++++ Records for this exercise ++++

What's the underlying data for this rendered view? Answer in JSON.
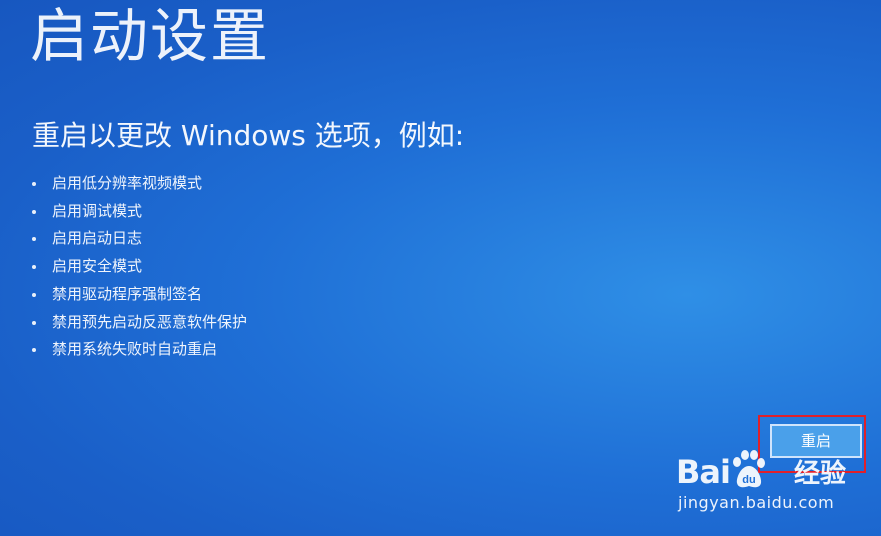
{
  "page": {
    "title": "启动设置",
    "subtitle": "重启以更改 Windows 选项，例如:"
  },
  "options": [
    "启用低分辨率视频模式",
    "启用调试模式",
    "启用启动日志",
    "启用安全模式",
    "禁用驱动程序强制签名",
    "禁用预先启动反恶意软件保护",
    "禁用系统失败时自动重启"
  ],
  "actions": {
    "restart_label": "重启"
  },
  "watermark": {
    "brand_left": "Bai",
    "brand_right": "经验",
    "url": "jingyan.baidu.com"
  },
  "colors": {
    "background": "#1f6fd6",
    "button": "#4aa0ea",
    "highlight": "#e0202a",
    "text": "#ffffff"
  },
  "icons": {
    "watermark_logo": "baidu-paw-icon"
  }
}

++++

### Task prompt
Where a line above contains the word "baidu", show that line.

### Answer to the exercise
    "url": "jingyan.baidu.com"
    "watermark_logo": "baidu-paw-icon"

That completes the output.